(YOUR INSTRUCTIONS) Which lines to output? The line containing "Enumerate this screenshot's" and every line after it in the data below, each copied exactly.

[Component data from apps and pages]
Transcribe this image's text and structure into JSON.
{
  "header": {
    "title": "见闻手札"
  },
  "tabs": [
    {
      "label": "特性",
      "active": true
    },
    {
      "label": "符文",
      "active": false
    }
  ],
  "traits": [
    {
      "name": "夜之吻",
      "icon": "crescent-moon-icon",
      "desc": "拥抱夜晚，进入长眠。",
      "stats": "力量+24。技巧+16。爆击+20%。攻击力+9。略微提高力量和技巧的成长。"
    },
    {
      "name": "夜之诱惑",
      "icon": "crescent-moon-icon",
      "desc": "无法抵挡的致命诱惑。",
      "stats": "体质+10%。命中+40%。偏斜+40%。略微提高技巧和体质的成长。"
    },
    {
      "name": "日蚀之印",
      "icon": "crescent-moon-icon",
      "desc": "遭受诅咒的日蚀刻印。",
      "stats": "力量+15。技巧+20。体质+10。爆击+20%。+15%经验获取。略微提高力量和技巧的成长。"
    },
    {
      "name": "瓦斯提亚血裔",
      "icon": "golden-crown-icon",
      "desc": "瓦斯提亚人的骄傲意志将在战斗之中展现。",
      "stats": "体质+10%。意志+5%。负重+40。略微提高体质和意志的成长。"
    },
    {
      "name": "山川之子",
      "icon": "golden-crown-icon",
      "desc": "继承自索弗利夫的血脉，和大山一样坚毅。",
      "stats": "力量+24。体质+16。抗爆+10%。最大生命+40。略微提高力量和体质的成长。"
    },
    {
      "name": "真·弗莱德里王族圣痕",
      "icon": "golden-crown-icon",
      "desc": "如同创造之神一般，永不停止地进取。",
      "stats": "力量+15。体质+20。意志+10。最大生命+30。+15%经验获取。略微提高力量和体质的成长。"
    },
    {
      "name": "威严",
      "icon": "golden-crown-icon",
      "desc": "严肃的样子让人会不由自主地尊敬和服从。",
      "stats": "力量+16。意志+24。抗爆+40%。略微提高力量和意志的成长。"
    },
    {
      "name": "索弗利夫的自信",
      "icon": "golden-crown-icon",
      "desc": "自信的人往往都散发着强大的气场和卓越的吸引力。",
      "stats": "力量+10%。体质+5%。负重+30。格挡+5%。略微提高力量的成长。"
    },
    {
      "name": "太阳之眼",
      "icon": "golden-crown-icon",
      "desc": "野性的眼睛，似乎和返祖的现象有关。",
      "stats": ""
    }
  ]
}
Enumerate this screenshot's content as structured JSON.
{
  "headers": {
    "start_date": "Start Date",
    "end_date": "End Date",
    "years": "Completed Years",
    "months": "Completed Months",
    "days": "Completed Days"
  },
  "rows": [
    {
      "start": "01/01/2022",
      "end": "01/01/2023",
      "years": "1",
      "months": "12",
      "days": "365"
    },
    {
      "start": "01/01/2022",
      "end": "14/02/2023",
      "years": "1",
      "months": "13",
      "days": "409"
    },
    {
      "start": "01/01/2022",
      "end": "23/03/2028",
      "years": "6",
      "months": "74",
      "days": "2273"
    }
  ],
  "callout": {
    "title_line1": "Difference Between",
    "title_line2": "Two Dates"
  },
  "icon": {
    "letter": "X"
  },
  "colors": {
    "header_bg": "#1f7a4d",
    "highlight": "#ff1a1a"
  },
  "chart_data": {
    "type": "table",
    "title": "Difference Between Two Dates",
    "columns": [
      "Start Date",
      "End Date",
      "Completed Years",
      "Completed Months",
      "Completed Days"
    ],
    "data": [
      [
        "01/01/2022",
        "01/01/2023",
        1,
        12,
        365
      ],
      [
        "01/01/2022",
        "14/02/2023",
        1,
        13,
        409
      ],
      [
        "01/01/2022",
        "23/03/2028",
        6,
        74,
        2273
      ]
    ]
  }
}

(WRITTEN RESPONSE)
Enumerate this screenshot's content as structured JSON.
{
  "headers": {
    "start_date": "Start Date",
    "end_date": "End Date",
    "years": "Completed Years",
    "months": "Completed Months",
    "days": "Completed Days"
  },
  "rows": [
    {
      "start": "01/01/2022",
      "end": "01/01/2023",
      "years": "1",
      "months": "12",
      "days": "365"
    },
    {
      "start": "01/01/2022",
      "end": "14/02/2023",
      "years": "1",
      "months": "13",
      "days": "409"
    },
    {
      "start": "01/01/2022",
      "end": "23/03/2028",
      "years": "6",
      "months": "74",
      "days": "2273"
    }
  ],
  "callout": {
    "title_line1": "Difference Between",
    "title_line2": "Two Dates"
  },
  "icon": {
    "letter": "X"
  },
  "colors": {
    "header_bg": "#1f7a4d",
    "highlight": "#ff1a1a"
  },
  "chart_data": {
    "type": "table",
    "title": "Difference Between Two Dates",
    "columns": [
      "Start Date",
      "End Date",
      "Completed Years",
      "Completed Months",
      "Completed Days"
    ],
    "data": [
      [
        "01/01/2022",
        "01/01/2023",
        1,
        12,
        365
      ],
      [
        "01/01/2022",
        "14/02/2023",
        1,
        13,
        409
      ],
      [
        "01/01/2022",
        "23/03/2028",
        6,
        74,
        2273
      ]
    ]
  }
}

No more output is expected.